DATA EXTRACTS:

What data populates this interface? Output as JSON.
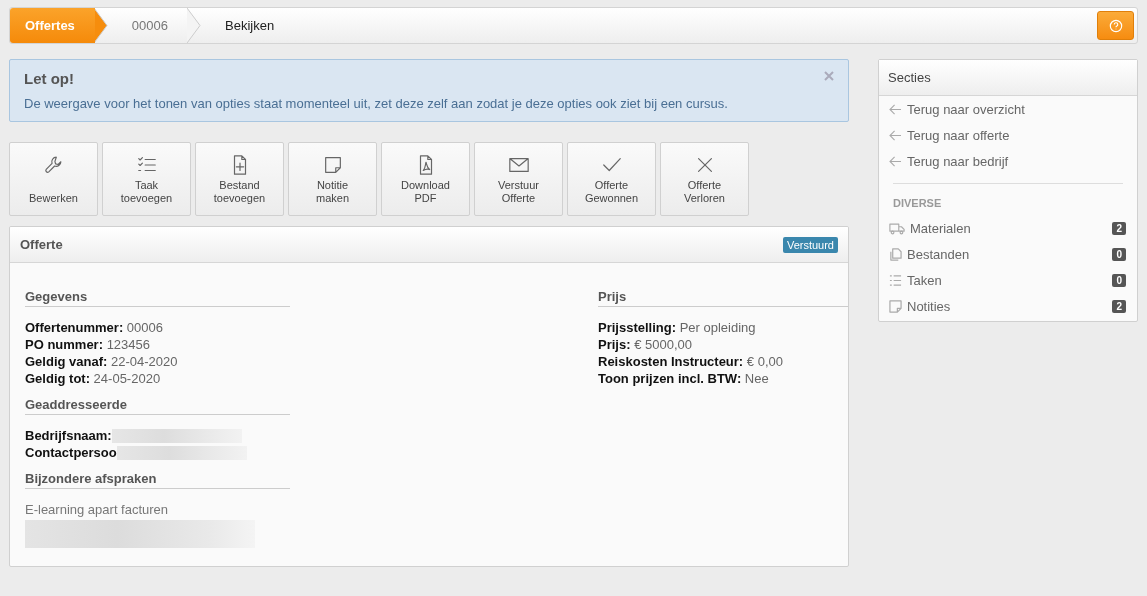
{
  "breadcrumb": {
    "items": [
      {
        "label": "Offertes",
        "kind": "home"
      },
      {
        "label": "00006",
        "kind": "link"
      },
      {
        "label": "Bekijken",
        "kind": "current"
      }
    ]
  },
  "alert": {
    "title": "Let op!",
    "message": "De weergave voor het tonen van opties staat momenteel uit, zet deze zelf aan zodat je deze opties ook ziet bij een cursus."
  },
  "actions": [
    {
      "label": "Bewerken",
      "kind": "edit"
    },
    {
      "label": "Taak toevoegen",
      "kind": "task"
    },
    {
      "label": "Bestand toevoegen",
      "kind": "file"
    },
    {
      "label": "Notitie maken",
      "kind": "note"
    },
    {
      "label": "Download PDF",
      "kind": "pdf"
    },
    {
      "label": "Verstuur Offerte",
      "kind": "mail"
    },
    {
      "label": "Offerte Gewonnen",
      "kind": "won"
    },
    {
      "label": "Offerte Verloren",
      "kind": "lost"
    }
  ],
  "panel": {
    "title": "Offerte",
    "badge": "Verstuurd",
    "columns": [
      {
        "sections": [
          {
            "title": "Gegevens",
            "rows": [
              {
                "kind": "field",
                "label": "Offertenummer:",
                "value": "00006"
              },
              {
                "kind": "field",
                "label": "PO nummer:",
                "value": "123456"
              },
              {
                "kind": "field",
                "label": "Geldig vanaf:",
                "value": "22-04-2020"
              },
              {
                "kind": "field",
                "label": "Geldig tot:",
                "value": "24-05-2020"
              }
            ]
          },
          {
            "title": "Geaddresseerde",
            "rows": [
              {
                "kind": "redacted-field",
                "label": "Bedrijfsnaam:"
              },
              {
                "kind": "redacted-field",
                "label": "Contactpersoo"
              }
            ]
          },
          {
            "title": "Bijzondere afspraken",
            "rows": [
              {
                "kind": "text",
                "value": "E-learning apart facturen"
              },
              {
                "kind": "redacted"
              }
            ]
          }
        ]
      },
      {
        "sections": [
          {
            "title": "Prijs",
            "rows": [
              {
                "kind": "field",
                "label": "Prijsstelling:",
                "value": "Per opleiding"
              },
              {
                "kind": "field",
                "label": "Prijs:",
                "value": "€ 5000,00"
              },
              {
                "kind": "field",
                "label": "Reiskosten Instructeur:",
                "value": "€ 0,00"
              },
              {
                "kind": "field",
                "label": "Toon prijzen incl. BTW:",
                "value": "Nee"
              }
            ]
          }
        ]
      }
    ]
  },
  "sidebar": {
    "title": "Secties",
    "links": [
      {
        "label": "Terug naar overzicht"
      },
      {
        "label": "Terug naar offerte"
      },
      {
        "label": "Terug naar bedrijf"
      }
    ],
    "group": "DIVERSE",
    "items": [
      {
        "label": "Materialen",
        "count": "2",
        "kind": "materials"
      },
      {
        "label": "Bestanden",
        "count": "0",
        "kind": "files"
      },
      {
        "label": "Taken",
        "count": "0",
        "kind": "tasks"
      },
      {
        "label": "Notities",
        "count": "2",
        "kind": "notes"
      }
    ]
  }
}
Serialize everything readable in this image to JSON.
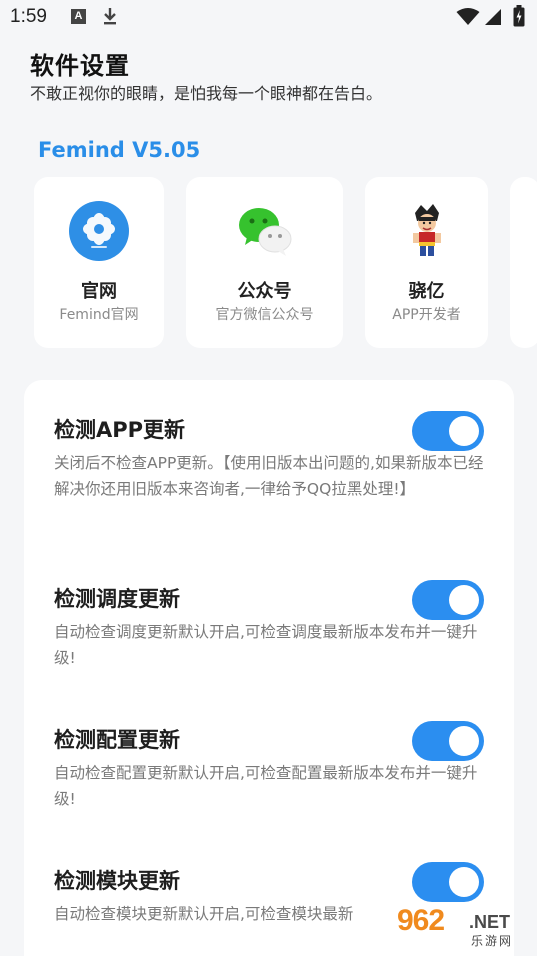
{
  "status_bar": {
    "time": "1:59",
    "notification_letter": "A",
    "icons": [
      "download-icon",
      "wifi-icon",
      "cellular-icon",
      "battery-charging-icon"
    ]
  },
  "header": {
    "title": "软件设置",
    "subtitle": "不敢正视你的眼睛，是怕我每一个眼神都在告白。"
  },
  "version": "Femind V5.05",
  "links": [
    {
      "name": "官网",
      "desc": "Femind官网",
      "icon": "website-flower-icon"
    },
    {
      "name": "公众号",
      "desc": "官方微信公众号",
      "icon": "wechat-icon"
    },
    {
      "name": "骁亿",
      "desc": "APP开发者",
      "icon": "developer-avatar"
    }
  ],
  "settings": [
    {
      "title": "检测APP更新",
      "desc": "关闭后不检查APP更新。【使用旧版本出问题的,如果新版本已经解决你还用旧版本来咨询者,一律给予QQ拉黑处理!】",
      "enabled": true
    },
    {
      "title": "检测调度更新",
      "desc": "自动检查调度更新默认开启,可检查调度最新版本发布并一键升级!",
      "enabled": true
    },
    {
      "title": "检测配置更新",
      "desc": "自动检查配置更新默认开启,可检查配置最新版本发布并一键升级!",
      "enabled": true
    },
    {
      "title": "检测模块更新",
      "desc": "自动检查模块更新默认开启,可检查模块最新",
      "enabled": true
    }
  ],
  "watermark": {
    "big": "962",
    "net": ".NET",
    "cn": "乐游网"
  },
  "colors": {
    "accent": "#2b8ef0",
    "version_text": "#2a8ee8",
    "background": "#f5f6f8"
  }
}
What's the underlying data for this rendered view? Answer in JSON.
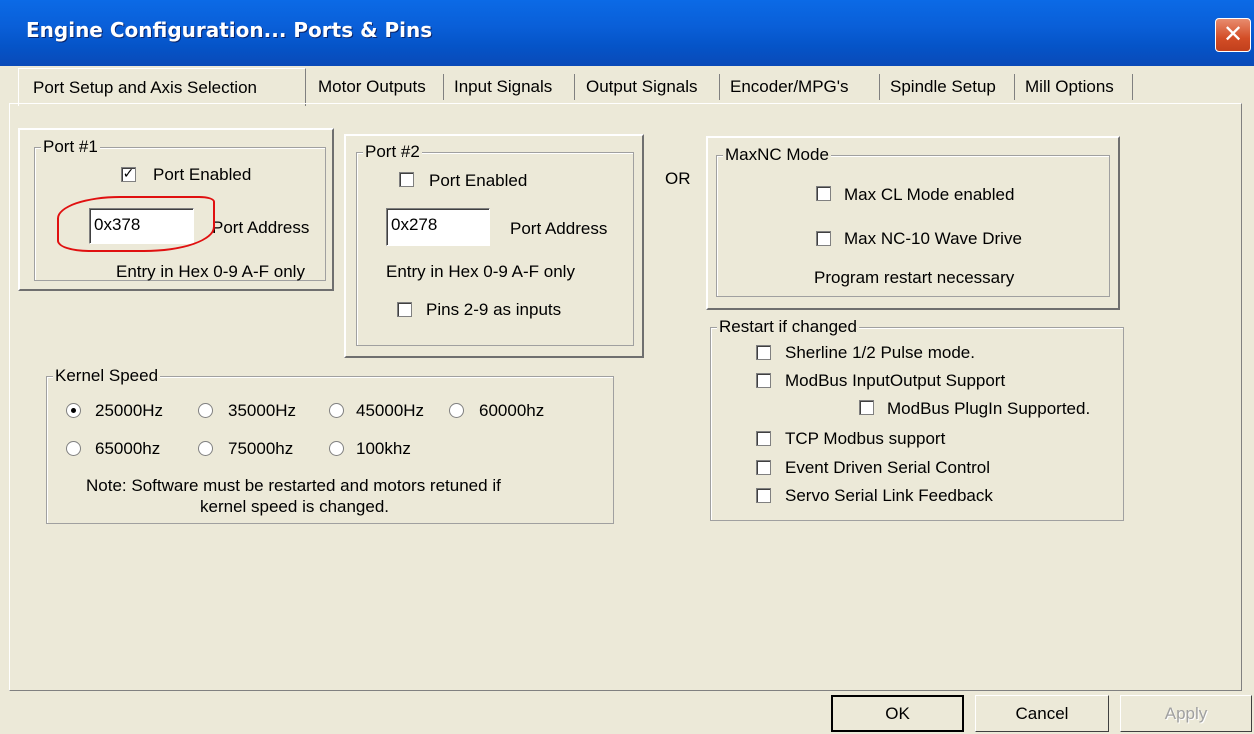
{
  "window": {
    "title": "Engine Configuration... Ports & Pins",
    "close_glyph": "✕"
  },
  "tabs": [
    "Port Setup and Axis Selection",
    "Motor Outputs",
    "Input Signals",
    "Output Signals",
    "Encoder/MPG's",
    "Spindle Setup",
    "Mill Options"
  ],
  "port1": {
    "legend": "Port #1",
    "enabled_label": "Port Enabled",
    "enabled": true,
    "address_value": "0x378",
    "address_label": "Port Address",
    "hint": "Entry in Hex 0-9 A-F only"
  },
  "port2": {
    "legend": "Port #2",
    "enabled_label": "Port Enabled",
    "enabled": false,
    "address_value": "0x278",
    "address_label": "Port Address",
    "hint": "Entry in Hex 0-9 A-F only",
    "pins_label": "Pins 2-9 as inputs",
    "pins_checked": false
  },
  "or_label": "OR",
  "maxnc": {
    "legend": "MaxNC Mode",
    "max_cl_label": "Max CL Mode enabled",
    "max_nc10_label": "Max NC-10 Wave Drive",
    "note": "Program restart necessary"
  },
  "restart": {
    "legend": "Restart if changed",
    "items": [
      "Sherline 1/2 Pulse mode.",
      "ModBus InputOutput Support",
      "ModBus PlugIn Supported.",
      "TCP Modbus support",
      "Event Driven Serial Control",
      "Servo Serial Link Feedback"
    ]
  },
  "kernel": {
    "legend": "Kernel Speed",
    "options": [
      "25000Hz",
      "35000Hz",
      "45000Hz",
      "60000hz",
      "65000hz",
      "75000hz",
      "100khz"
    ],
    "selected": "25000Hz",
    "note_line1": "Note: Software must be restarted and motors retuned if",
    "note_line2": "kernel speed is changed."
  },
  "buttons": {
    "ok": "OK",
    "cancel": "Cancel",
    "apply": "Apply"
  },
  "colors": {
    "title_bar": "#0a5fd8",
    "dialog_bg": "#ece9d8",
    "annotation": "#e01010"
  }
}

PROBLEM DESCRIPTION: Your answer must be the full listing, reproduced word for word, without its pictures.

ANSWER AREA:
What data populates this interface? Output as JSON.
{
  "breadcrumb": {
    "items": [
      {
        "label": "Offertes",
        "kind": "home"
      },
      {
        "label": "00006",
        "kind": "link"
      },
      {
        "label": "Bekijken",
        "kind": "current"
      }
    ]
  },
  "alert": {
    "title": "Let op!",
    "message": "De weergave voor het tonen van opties staat momenteel uit, zet deze zelf aan zodat je deze opties ook ziet bij een cursus."
  },
  "actions": [
    {
      "label": "Bewerken",
      "kind": "edit"
    },
    {
      "label": "Taak toevoegen",
      "kind": "task"
    },
    {
      "label": "Bestand toevoegen",
      "kind": "file"
    },
    {
      "label": "Notitie maken",
      "kind": "note"
    },
    {
      "label": "Download PDF",
      "kind": "pdf"
    },
    {
      "label": "Verstuur Offerte",
      "kind": "mail"
    },
    {
      "label": "Offerte Gewonnen",
      "kind": "won"
    },
    {
      "label": "Offerte Verloren",
      "kind": "lost"
    }
  ],
  "panel": {
    "title": "Offerte",
    "badge": "Verstuurd",
    "columns": [
      {
        "sections": [
          {
            "title": "Gegevens",
            "rows": [
              {
                "kind": "field",
                "label": "Offertenummer:",
                "value": "00006"
              },
              {
                "kind": "field",
                "label": "PO nummer:",
                "value": "123456"
              },
              {
                "kind": "field",
                "label": "Geldig vanaf:",
                "value": "22-04-2020"
              },
              {
                "kind": "field",
                "label": "Geldig tot:",
                "value": "24-05-2020"
              }
            ]
          },
          {
            "title": "Geaddresseerde",
            "rows": [
              {
                "kind": "redacted-field",
                "label": "Bedrijfsnaam:"
              },
              {
                "kind": "redacted-field",
                "label": "Contactpersoo"
              }
            ]
          },
          {
            "title": "Bijzondere afspraken",
            "rows": [
              {
                "kind": "text",
                "value": "E-learning apart facturen"
              },
              {
                "kind": "redacted"
              }
            ]
          }
        ]
      },
      {
        "sections": [
          {
            "title": "Prijs",
            "rows": [
              {
                "kind": "field",
                "label": "Prijsstelling:",
                "value": "Per opleiding"
              },
              {
                "kind": "field",
                "label": "Prijs:",
                "value": "€ 5000,00"
              },
              {
                "kind": "field",
                "label": "Reiskosten Instructeur:",
                "value": "€ 0,00"
              },
              {
                "kind": "field",
                "label": "Toon prijzen incl. BTW:",
                "value": "Nee"
              }
            ]
          }
        ]
      }
    ]
  },
  "sidebar": {
    "title": "Secties",
    "links": [
      {
        "label": "Terug naar overzicht"
      },
      {
        "label": "Terug naar offerte"
      },
      {
        "label": "Terug naar bedrijf"
      }
    ],
    "group": "DIVERSE",
    "items": [
      {
        "label": "Materialen",
        "count": "2",
        "kind": "materials"
      },
      {
        "label": "Bestanden",
        "count": "0",
        "kind": "files"
      },
      {
        "label": "Taken",
        "count": "0",
        "kind": "tasks"
      },
      {
        "label": "Notities",
        "count": "2",
        "kind": "notes"
      }
    ]
  }
}
Serialize everything readable in this image to JSON.
{
  "status_bar": {
    "time": "1:59",
    "notification_letter": "A",
    "icons": [
      "download-icon",
      "wifi-icon",
      "cellular-icon",
      "battery-charging-icon"
    ]
  },
  "header": {
    "title": "软件设置",
    "subtitle": "不敢正视你的眼睛，是怕我每一个眼神都在告白。"
  },
  "version": "Femind V5.05",
  "links": [
    {
      "name": "官网",
      "desc": "Femind官网",
      "icon": "website-flower-icon"
    },
    {
      "name": "公众号",
      "desc": "官方微信公众号",
      "icon": "wechat-icon"
    },
    {
      "name": "骁亿",
      "desc": "APP开发者",
      "icon": "developer-avatar"
    }
  ],
  "settings": [
    {
      "title": "检测APP更新",
      "desc": "关闭后不检查APP更新。【使用旧版本出问题的,如果新版本已经解决你还用旧版本来咨询者,一律给予QQ拉黑处理!】",
      "enabled": true
    },
    {
      "title": "检测调度更新",
      "desc": "自动检查调度更新默认开启,可检查调度最新版本发布并一键升级!",
      "enabled": true
    },
    {
      "title": "检测配置更新",
      "desc": "自动检查配置更新默认开启,可检查配置最新版本发布并一键升级!",
      "enabled": true
    },
    {
      "title": "检测模块更新",
      "desc": "自动检查模块更新默认开启,可检查模块最新",
      "enabled": true
    }
  ],
  "watermark": {
    "big": "962",
    "net": ".NET",
    "cn": "乐游网"
  },
  "colors": {
    "accent": "#2b8ef0",
    "version_text": "#2a8ee8",
    "background": "#f5f6f8"
  }
}
What's the underlying data for this rendered view? Answer in JSON.
{
  "window": {
    "title": "Engine Configuration... Ports & Pins",
    "close_glyph": "✕"
  },
  "tabs": [
    "Port Setup and Axis Selection",
    "Motor Outputs",
    "Input Signals",
    "Output Signals",
    "Encoder/MPG's",
    "Spindle Setup",
    "Mill Options"
  ],
  "port1": {
    "legend": "Port #1",
    "enabled_label": "Port Enabled",
    "enabled": true,
    "address_value": "0x378",
    "address_label": "Port Address",
    "hint": "Entry in Hex 0-9 A-F only"
  },
  "port2": {
    "legend": "Port #2",
    "enabled_label": "Port Enabled",
    "enabled": false,
    "address_value": "0x278",
    "address_label": "Port Address",
    "hint": "Entry in Hex 0-9 A-F only",
    "pins_label": "Pins 2-9 as inputs",
    "pins_checked": false
  },
  "or_label": "OR",
  "maxnc": {
    "legend": "MaxNC Mode",
    "max_cl_label": "Max CL Mode enabled",
    "max_nc10_label": "Max NC-10 Wave Drive",
    "note": "Program restart necessary"
  },
  "restart": {
    "legend": "Restart if changed",
    "items": [
      "Sherline 1/2 Pulse mode.",
      "ModBus InputOutput Support",
      "ModBus PlugIn Supported.",
      "TCP Modbus support",
      "Event Driven Serial Control",
      "Servo Serial Link Feedback"
    ]
  },
  "kernel": {
    "legend": "Kernel Speed",
    "options": [
      "25000Hz",
      "35000Hz",
      "45000Hz",
      "60000hz",
      "65000hz",
      "75000hz",
      "100khz"
    ],
    "selected": "25000Hz",
    "note_line1": "Note: Software must be restarted and motors retuned if",
    "note_line2": "kernel speed is changed."
  },
  "buttons": {
    "ok": "OK",
    "cancel": "Cancel",
    "apply": "Apply"
  },
  "colors": {
    "title_bar": "#0a5fd8",
    "dialog_bg": "#ece9d8",
    "annotation": "#e01010"
  }
}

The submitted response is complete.